By Neil Irwin
Washington Post Staff Writer
Saturday, August 22, 2009
JACKSON, Wyo., Aug. 21 -- Federal Reserve Chairman Ben S. Bernanke rendered his most positive assessment of the economy yet in a speech Friday and gave credit in part to his own institution's handling of the worst economic crisis in decades.
The U.S. and global economy "appear to be leveling out," Bernanke told an audience of some of the world's leading economists and central bankers, and "prospects for a return to growth in the near term appear good." He warned, however, that the recovery is "likely to be relatively slow at first," with unemployment declining only gradually.
The idea that the economy is starting to improve was bolstered Friday by a report that sales of existing homes soared 7.2 percent in July to the highest level in two years. Bernanke's comments and the housing news sent Standard & Poor's 500-stock index up 1.9 percent to a new high this year.
But the meat of Bernanke's speech was not about the stabilizing economy, but rather an extensive defense of the Fed's handling of the financial crisis and recession. It is part of a broader effort to shore up confidence in the central bank, which has come under fire in Congress and in public opinion polls for its role in various bailouts.
And it comes as speculation heats up over whether President Obama will reappoint the chairman when his term expires Jan. 31.
"History is full of examples in which the policy responses to financial crises have been slow and inadequate," Bernanke said at the annual symposium sponsored by the Kansas City Fed. By contrast, in the current crisis "policymakers in the United States and around the globe responded with speed and force to arrest a rapidly deteriorating and dangerous situation."
With the recession waning, Bernanke and other Fed leaders are trying to make the case that their actions, including unconventional lending programs and the bailouts of Bear Stearns and American International Group, are part of the reason. He has offered broad outlines of this idea in the last month to Congress (in two days of testimony on Capitol Hill) and to the American people (in a late July town hall-style television broadcast on PBS).
His comments are not merely intended to set the record straight: Congress is looking to remake the financial regulatory system, which could include changes to the Fed's mission and governance.
"He's trying not to be defensive, but to explain why the Fed did what it did," said John Makin, a principal at hedge fund Caxton Associates and participant in the conference.
The question of Bernanke's future increasingly hangs over his public appearances.

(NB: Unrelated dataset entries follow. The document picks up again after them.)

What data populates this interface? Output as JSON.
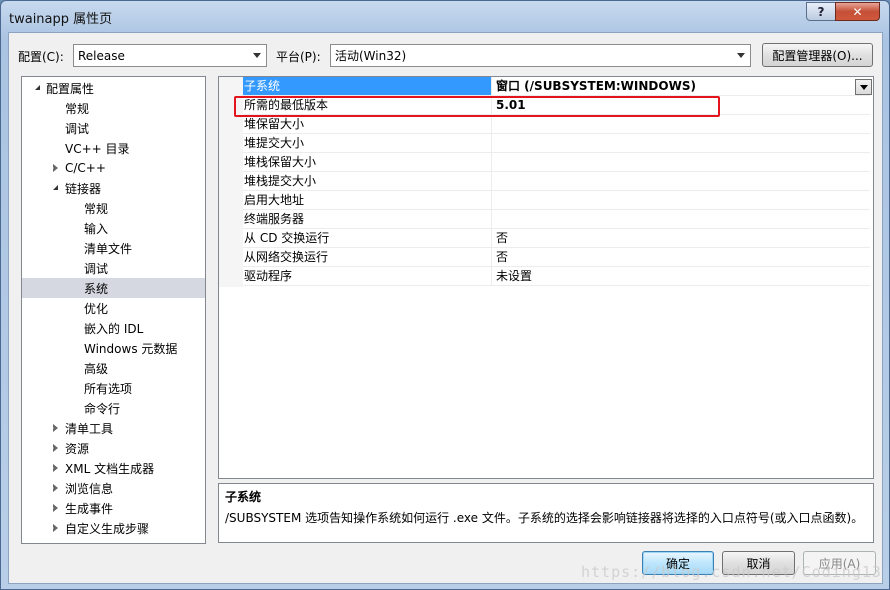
{
  "window": {
    "title": "twainapp 属性页",
    "help_label": "?",
    "close_label": "✕"
  },
  "toolbar": {
    "config_label": "配置(C):",
    "config_value": "Release",
    "platform_label": "平台(P):",
    "platform_value": "活动(Win32)",
    "config_manager_label": "配置管理器(O)..."
  },
  "tree": {
    "items": [
      {
        "label": "配置属性",
        "expander": "open"
      },
      {
        "label": "常规"
      },
      {
        "label": "调试"
      },
      {
        "label": "VC++ 目录"
      },
      {
        "label": "C/C++",
        "expander": "closed"
      },
      {
        "label": "链接器",
        "expander": "open"
      },
      {
        "label": "常规"
      },
      {
        "label": "输入"
      },
      {
        "label": "清单文件"
      },
      {
        "label": "调试"
      },
      {
        "label": "系统",
        "selected": true
      },
      {
        "label": "优化"
      },
      {
        "label": "嵌入的 IDL"
      },
      {
        "label": "Windows 元数据"
      },
      {
        "label": "高级"
      },
      {
        "label": "所有选项"
      },
      {
        "label": "命令行"
      },
      {
        "label": "清单工具",
        "expander": "closed"
      },
      {
        "label": "资源",
        "expander": "closed"
      },
      {
        "label": "XML 文档生成器",
        "expander": "closed"
      },
      {
        "label": "浏览信息",
        "expander": "closed"
      },
      {
        "label": "生成事件",
        "expander": "closed"
      },
      {
        "label": "自定义生成步骤",
        "expander": "closed"
      }
    ]
  },
  "properties": [
    {
      "name": "子系统",
      "value": "窗口 (/SUBSYSTEM:WINDOWS)",
      "selected": true
    },
    {
      "name": "所需的最低版本",
      "value": "5.01",
      "bold": true
    },
    {
      "name": "堆保留大小",
      "value": ""
    },
    {
      "name": "堆提交大小",
      "value": ""
    },
    {
      "name": "堆栈保留大小",
      "value": ""
    },
    {
      "name": "堆栈提交大小",
      "value": ""
    },
    {
      "name": "启用大地址",
      "value": ""
    },
    {
      "name": "终端服务器",
      "value": ""
    },
    {
      "name": "从 CD 交换运行",
      "value": "否"
    },
    {
      "name": "从网络交换运行",
      "value": "否"
    },
    {
      "name": "驱动程序",
      "value": "未设置"
    }
  ],
  "description": {
    "title": "子系统",
    "text": "/SUBSYSTEM 选项告知操作系统如何运行 .exe 文件。子系统的选择会影响链接器将选择的入口点符号(或入口点函数)。"
  },
  "buttons": {
    "ok": "确定",
    "cancel": "取消",
    "apply": "应用(A)"
  },
  "watermark": "https://blog.csdn.net/Coding13"
}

Obama has several alternatives, including White House economic aide and former Treasury secretary Lawrence H. Summers. But Bernanke enjoys strong support from the financial community and economists, and the conventional wisdom in those circles is that his reappointment is the most likely outcome and Obama's safest choice.
Bernanke has about a 79 percent chance of being reappointed, based on trading Friday on the online betting exchange InTrade.
The annual conference, at a lodge in the shadow of the Grand Tetons, is a gathering spot for the world's leading central bankers and other top economists. Two years ago, ominous clouds were gathering for the world economy, and last year, there had already been a few thunderstorms.
But this year, the economists were trying to piece together how last fall's financial typhoon has altered the financial system, and what they, as policymakers, can do to stop it from happening again.
Bernanke and a Fed colleague, Brian Madigan, argued that the Fed's extraordinary interventions were a logical extension of central banking practices first explained by Walter Bagehot, the 19th century British father of modern central banking.
Bagehot said that central banks should halt panics, an idea that has long been government policy for conventional banks. Bernanke and Madigan said Fed programs to support money market mutual funds, commercial paper and consumer and business lending are an adaptation of that notion for the 21st century.
"Bagehot's dictum continues to provide a useful framework for designing central bank actions for combating a financial crisis," said Madigan, director of the Fed's division of monetary affairs. But, he said, that framework should be used amid "the modern structure of financial markets and institutions."
While speakers were generally cautiously optimistic about the future, many seemed wary of becoming complacent about continuing risks to the economy -- or forgetting the lessons of the last year.
"I am a little a bit uneasy when I see that because we have some green shoots here and there, we are already saying, 'Well, after all, we are close to back to normal,' " said Jean-Claude Trichet, president of the European Central Bank, commenting on a paper presented at the conference. "We know that we have an enormous amount of work to do and we should be as active as possible."
Stanley Fischer, governor of the Bank of Israel and a onetime thesis adviser to a young Ben Bernanke, gave a particularly sharp warning about the risk that world governments will fail to rein in the excesses that created the crisis.
"At this stage, we seem to be taking it for granted that we should go back to the structure of the financial system as it was on the eve of the crisis," Fischer said in a speech. "But we need to be thinking more broadly, including the possibility that some radical restructuring is needed," such as sharply restricting the ability of banks to have large trading operations.